Aim of the exercise >> Every entry below should be returned exactly as it appears, with pictures left out.

..........

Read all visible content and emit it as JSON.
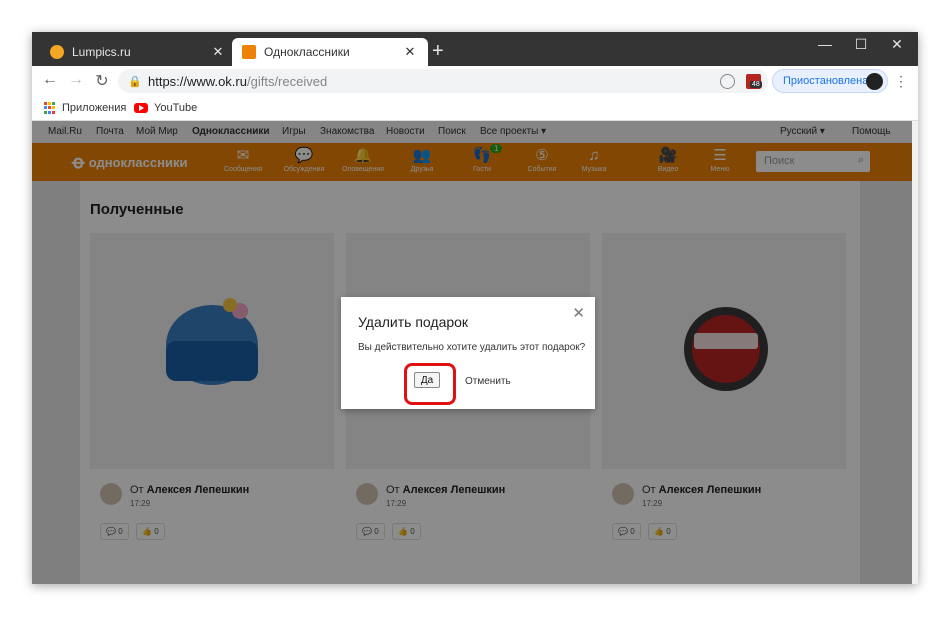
{
  "browser": {
    "tabs": [
      {
        "title": "Lumpics.ru",
        "favicon_color": "#f5a623",
        "active": false
      },
      {
        "title": "Одноклассники",
        "favicon_color": "#ee8208",
        "active": true
      }
    ],
    "close_glyph": "✕",
    "new_tab_glyph": "+",
    "window_controls": {
      "minimize": "—",
      "maximize": "☐",
      "close": "✕"
    },
    "url": {
      "host": "https://www.ok.ru",
      "path": "/gifts/received"
    },
    "profile_label": "Приостановлена",
    "extension_badge": "48",
    "bookmarks": [
      {
        "label": "Приложения",
        "icon": "apps-grid-icon"
      },
      {
        "label": "YouTube",
        "icon": "youtube-icon"
      }
    ]
  },
  "portal_bar": {
    "items": [
      "Mail.Ru",
      "Почта",
      "Мой Мир",
      "Одноклассники",
      "Игры",
      "Знакомства",
      "Новости",
      "Поиск",
      "Все проекты ▾"
    ],
    "language": "Русский ▾",
    "help": "Помощь"
  },
  "ok_header": {
    "logo": "одноклассники",
    "nav": [
      {
        "label": "Сообщения",
        "icon": "envelope-icon",
        "glyph": "✉"
      },
      {
        "label": "Обсуждения",
        "icon": "chat-icon",
        "glyph": "💬"
      },
      {
        "label": "Оповещения",
        "icon": "bell-icon",
        "glyph": "🔔"
      },
      {
        "label": "Друзья",
        "icon": "friends-icon",
        "glyph": "👥"
      },
      {
        "label": "Гости",
        "icon": "footprints-icon",
        "glyph": "👣",
        "badge": "1"
      },
      {
        "label": "События",
        "icon": "events-icon",
        "glyph": "⑤"
      },
      {
        "label": "Музыка",
        "icon": "music-icon",
        "glyph": "♫"
      },
      {
        "label": "Видео",
        "icon": "video-icon",
        "glyph": "🎥"
      },
      {
        "label": "Меню",
        "icon": "menu-icon",
        "glyph": "☰"
      }
    ],
    "search_placeholder": "Поиск"
  },
  "main": {
    "title": "Полученные",
    "gifts": [
      {
        "from_prefix": "От",
        "from_name": "Алексея Лепешкин",
        "time": "17:29",
        "comments": "0",
        "likes": "0"
      },
      {
        "from_prefix": "От",
        "from_name": "Алексея Лепешкин",
        "time": "17:29",
        "comments": "0",
        "likes": "0"
      },
      {
        "from_prefix": "От",
        "from_name": "Алексея Лепешкин",
        "time": "17:29",
        "comments": "0",
        "likes": "0"
      }
    ]
  },
  "dialog": {
    "title": "Удалить подарок",
    "message": "Вы действительно хотите удалить этот подарок?",
    "confirm": "Да",
    "cancel": "Отменить",
    "highlight_color": "#e01111"
  }
}
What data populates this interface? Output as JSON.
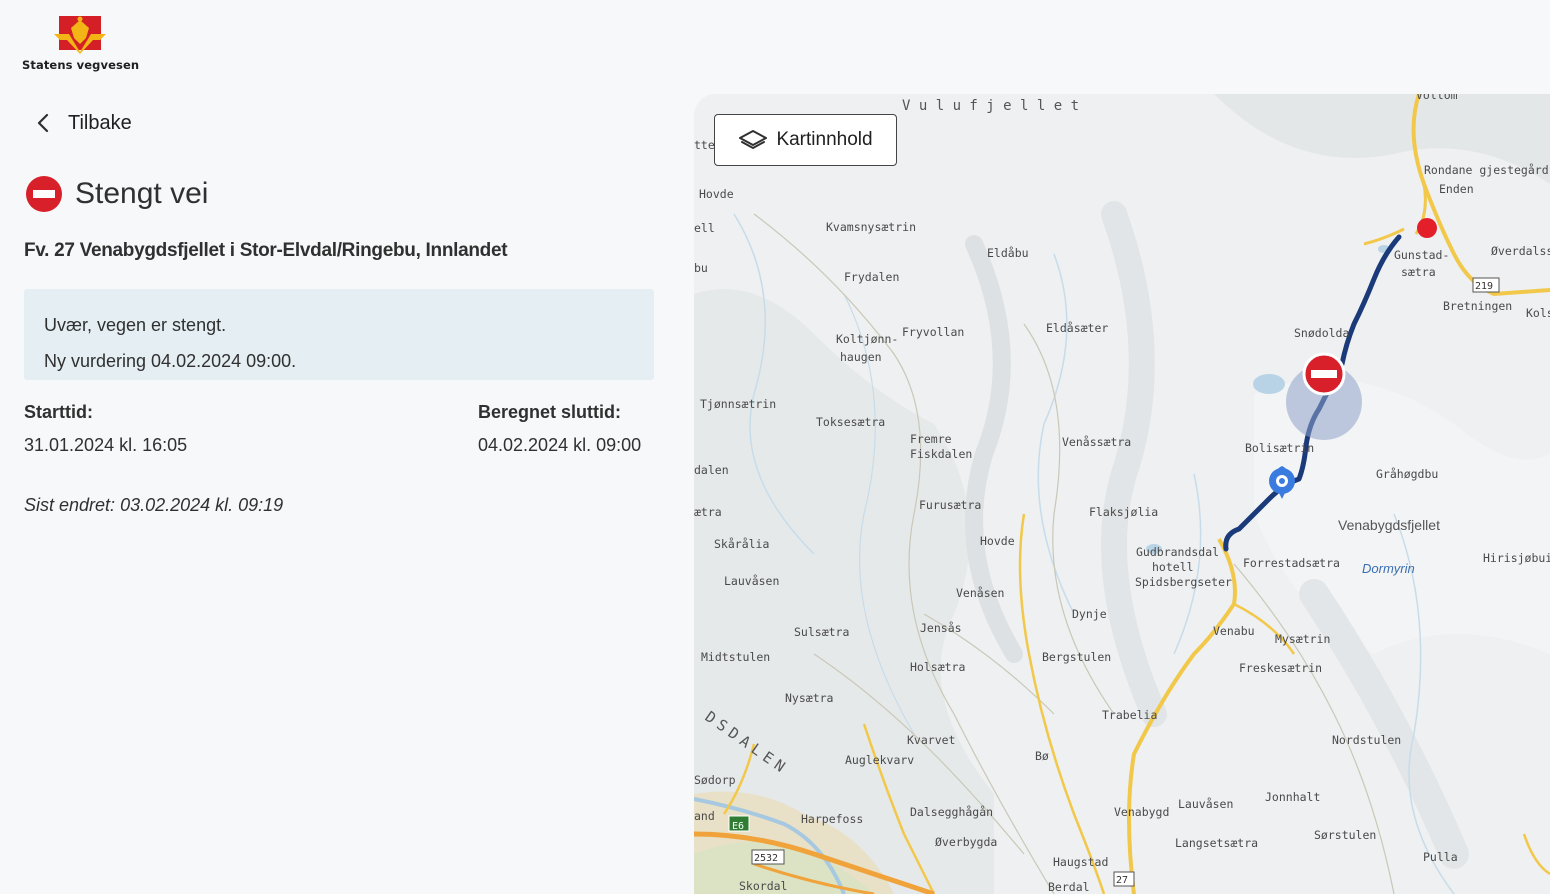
{
  "header": {
    "logo_text": "Statens vegvesen"
  },
  "nav": {
    "back_label": "Tilbake"
  },
  "incident": {
    "status": "Stengt vei",
    "road": "Fv. 27 Venabygdsfjellet i Stor-Elvdal/Ringebu, Innlandet",
    "message_line1": "Uvær, vegen er stengt.",
    "message_line2": "Ny vurdering 04.02.2024 09:00.",
    "start_label": "Starttid:",
    "start_value": "31.01.2024 kl. 16:05",
    "end_label": "Beregnet sluttid:",
    "end_value": "04.02.2024 kl. 09:00",
    "changed_label": "Sist endret:",
    "changed_value": "03.02.2024 kl. 09:19",
    "status_color": "#d8202a"
  },
  "map": {
    "layers_button": "Kartinnhold",
    "route_color": "#1b3a7a",
    "labels": [
      {
        "text": "V u l u f j e l l e t"
      },
      {
        "text": "Hovde"
      },
      {
        "text": "Kvamsnysætrin"
      },
      {
        "text": "Eldåbu"
      },
      {
        "text": "Frydalen"
      },
      {
        "text": "Koltjønn-"
      },
      {
        "text": "haugen"
      },
      {
        "text": "Fryvollan"
      },
      {
        "text": "Eldåsæter"
      },
      {
        "text": "Tjønnsætrin"
      },
      {
        "text": "Toksesætra"
      },
      {
        "text": "Fremre"
      },
      {
        "text": "Fiskdalen"
      },
      {
        "text": "Venåssætra"
      },
      {
        "text": "dalen"
      },
      {
        "text": "Furusætra"
      },
      {
        "text": "Flaksjølia"
      },
      {
        "text": "ætra"
      },
      {
        "text": "Skårålia"
      },
      {
        "text": "Hovde"
      },
      {
        "text": "Lauvåsen"
      },
      {
        "text": "Venåsen"
      },
      {
        "text": "Gudbrandsdal"
      },
      {
        "text": "hotell"
      },
      {
        "text": "Spidsbergseter"
      },
      {
        "text": "Forrestadsætra"
      },
      {
        "text": "Dormyrin"
      },
      {
        "text": "Hirisjøbuin"
      },
      {
        "text": "Venabygdsfjellet"
      },
      {
        "text": "Gråhøgdbu"
      },
      {
        "text": "Bolisætrin"
      },
      {
        "text": "Snødolda"
      },
      {
        "text": "Rondane gjestegård"
      },
      {
        "text": "Enden"
      },
      {
        "text": "Gunstad-"
      },
      {
        "text": "sætra"
      },
      {
        "text": "Øverdalss"
      },
      {
        "text": "Bretningen"
      },
      {
        "text": "Kols"
      },
      {
        "text": "Sulsætra"
      },
      {
        "text": "Jensås"
      },
      {
        "text": "Dynje"
      },
      {
        "text": "Venabu"
      },
      {
        "text": "Mysætrin"
      },
      {
        "text": "Midtstulen"
      },
      {
        "text": "Holsætra"
      },
      {
        "text": "Bergstulen"
      },
      {
        "text": "Freskesætrin"
      },
      {
        "text": "Nysætra"
      },
      {
        "text": "Trabelia"
      },
      {
        "text": "Nordstulen"
      },
      {
        "text": "Kvarvet"
      },
      {
        "text": "Auglekvarv"
      },
      {
        "text": "Bø"
      },
      {
        "text": "DSDALEN"
      },
      {
        "text": "Sødorp"
      },
      {
        "text": "Jonnhalt"
      },
      {
        "text": "Lauvåsen"
      },
      {
        "text": "Harpefoss"
      },
      {
        "text": "Dalsegghågån"
      },
      {
        "text": "Venabygd"
      },
      {
        "text": "Sørstulen"
      },
      {
        "text": "Øverbygda"
      },
      {
        "text": "Langsetsætra"
      },
      {
        "text": "Haugstad"
      },
      {
        "text": "Pulla"
      },
      {
        "text": "Skordal"
      },
      {
        "text": "Berdal"
      },
      {
        "text": "E6"
      },
      {
        "text": "2532"
      },
      {
        "text": "219"
      },
      {
        "text": "27"
      },
      {
        "text": "and"
      },
      {
        "text": "ell"
      },
      {
        "text": "tter"
      },
      {
        "text": "bu"
      },
      {
        "text": "Vollom"
      }
    ]
  }
}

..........

The completed task >>
Read all visible content and emit it as JSON.
{
  "browser": {
    "tabs": [
      {
        "title": "Lumpics.ru",
        "favicon_color": "#f5a623",
        "active": false
      },
      {
        "title": "Одноклассники",
        "favicon_color": "#ee8208",
        "active": true
      }
    ],
    "close_glyph": "✕",
    "new_tab_glyph": "+",
    "window_controls": {
      "minimize": "—",
      "maximize": "☐",
      "close": "✕"
    },
    "url": {
      "host": "https://www.ok.ru",
      "path": "/gifts/received"
    },
    "profile_label": "Приостановлена",
    "extension_badge": "48",
    "bookmarks": [
      {
        "label": "Приложения",
        "icon": "apps-grid-icon"
      },
      {
        "label": "YouTube",
        "icon": "youtube-icon"
      }
    ]
  },
  "portal_bar": {
    "items": [
      "Mail.Ru",
      "Почта",
      "Мой Мир",
      "Одноклассники",
      "Игры",
      "Знакомства",
      "Новости",
      "Поиск",
      "Все проекты ▾"
    ],
    "language": "Русский ▾",
    "help": "Помощь"
  },
  "ok_header": {
    "logo": "одноклассники",
    "nav": [
      {
        "label": "Сообщения",
        "icon": "envelope-icon",
        "glyph": "✉"
      },
      {
        "label": "Обсуждения",
        "icon": "chat-icon",
        "glyph": "💬"
      },
      {
        "label": "Оповещения",
        "icon": "bell-icon",
        "glyph": "🔔"
      },
      {
        "label": "Друзья",
        "icon": "friends-icon",
        "glyph": "👥"
      },
      {
        "label": "Гости",
        "icon": "footprints-icon",
        "glyph": "👣",
        "badge": "1"
      },
      {
        "label": "События",
        "icon": "events-icon",
        "glyph": "⑤"
      },
      {
        "label": "Музыка",
        "icon": "music-icon",
        "glyph": "♫"
      },
      {
        "label": "Видео",
        "icon": "video-icon",
        "glyph": "🎥"
      },
      {
        "label": "Меню",
        "icon": "menu-icon",
        "glyph": "☰"
      }
    ],
    "search_placeholder": "Поиск"
  },
  "main": {
    "title": "Полученные",
    "gifts": [
      {
        "from_prefix": "От",
        "from_name": "Алексея Лепешкин",
        "time": "17:29",
        "comments": "0",
        "likes": "0"
      },
      {
        "from_prefix": "От",
        "from_name": "Алексея Лепешкин",
        "time": "17:29",
        "comments": "0",
        "likes": "0"
      },
      {
        "from_prefix": "От",
        "from_name": "Алексея Лепешкин",
        "time": "17:29",
        "comments": "0",
        "likes": "0"
      }
    ]
  },
  "dialog": {
    "title": "Удалить подарок",
    "message": "Вы действительно хотите удалить этот подарок?",
    "confirm": "Да",
    "cancel": "Отменить",
    "highlight_color": "#e01111"
  }
}
What data populates this interface? Output as JSON.
{
  "header": {
    "logo_text": "Statens vegvesen"
  },
  "nav": {
    "back_label": "Tilbake"
  },
  "incident": {
    "status": "Stengt vei",
    "road": "Fv. 27 Venabygdsfjellet i Stor-Elvdal/Ringebu, Innlandet",
    "message_line1": "Uvær, vegen er stengt.",
    "message_line2": "Ny vurdering 04.02.2024 09:00.",
    "start_label": "Starttid:",
    "start_value": "31.01.2024 kl. 16:05",
    "end_label": "Beregnet sluttid:",
    "end_value": "04.02.2024 kl. 09:00",
    "changed_label": "Sist endret:",
    "changed_value": "03.02.2024 kl. 09:19",
    "status_color": "#d8202a"
  },
  "map": {
    "layers_button": "Kartinnhold",
    "route_color": "#1b3a7a",
    "labels": [
      {
        "text": "V u l u f j e l l e t"
      },
      {
        "text": "Hovde"
      },
      {
        "text": "Kvamsnysætrin"
      },
      {
        "text": "Eldåbu"
      },
      {
        "text": "Frydalen"
      },
      {
        "text": "Koltjønn-"
      },
      {
        "text": "haugen"
      },
      {
        "text": "Fryvollan"
      },
      {
        "text": "Eldåsæter"
      },
      {
        "text": "Tjønnsætrin"
      },
      {
        "text": "Toksesætra"
      },
      {
        "text": "Fremre"
      },
      {
        "text": "Fiskdalen"
      },
      {
        "text": "Venåssætra"
      },
      {
        "text": "dalen"
      },
      {
        "text": "Furusætra"
      },
      {
        "text": "Flaksjølia"
      },
      {
        "text": "ætra"
      },
      {
        "text": "Skårålia"
      },
      {
        "text": "Hovde"
      },
      {
        "text": "Lauvåsen"
      },
      {
        "text": "Venåsen"
      },
      {
        "text": "Gudbrandsdal"
      },
      {
        "text": "hotell"
      },
      {
        "text": "Spidsbergseter"
      },
      {
        "text": "Forrestadsætra"
      },
      {
        "text": "Dormyrin"
      },
      {
        "text": "Hirisjøbuin"
      },
      {
        "text": "Venabygdsfjellet"
      },
      {
        "text": "Gråhøgdbu"
      },
      {
        "text": "Bolisætrin"
      },
      {
        "text": "Snødolda"
      },
      {
        "text": "Rondane gjestegård"
      },
      {
        "text": "Enden"
      },
      {
        "text": "Gunstad-"
      },
      {
        "text": "sætra"
      },
      {
        "text": "Øverdalss"
      },
      {
        "text": "Bretningen"
      },
      {
        "text": "Kols"
      },
      {
        "text": "Sulsætra"
      },
      {
        "text": "Jensås"
      },
      {
        "text": "Dynje"
      },
      {
        "text": "Venabu"
      },
      {
        "text": "Mysætrin"
      },
      {
        "text": "Midtstulen"
      },
      {
        "text": "Holsætra"
      },
      {
        "text": "Bergstulen"
      },
      {
        "text": "Freskesætrin"
      },
      {
        "text": "Nysætra"
      },
      {
        "text": "Trabelia"
      },
      {
        "text": "Nordstulen"
      },
      {
        "text": "Kvarvet"
      },
      {
        "text": "Auglekvarv"
      },
      {
        "text": "Bø"
      },
      {
        "text": "DSDALEN"
      },
      {
        "text": "Sødorp"
      },
      {
        "text": "Jonnhalt"
      },
      {
        "text": "Lauvåsen"
      },
      {
        "text": "Harpefoss"
      },
      {
        "text": "Dalsegghågån"
      },
      {
        "text": "Venabygd"
      },
      {
        "text": "Sørstulen"
      },
      {
        "text": "Øverbygda"
      },
      {
        "text": "Langsetsætra"
      },
      {
        "text": "Haugstad"
      },
      {
        "text": "Pulla"
      },
      {
        "text": "Skordal"
      },
      {
        "text": "Berdal"
      },
      {
        "text": "E6"
      },
      {
        "text": "2532"
      },
      {
        "text": "219"
      },
      {
        "text": "27"
      },
      {
        "text": "and"
      },
      {
        "text": "ell"
      },
      {
        "text": "tter"
      },
      {
        "text": "bu"
      },
      {
        "text": "Vollom"
      }
    ]
  }
}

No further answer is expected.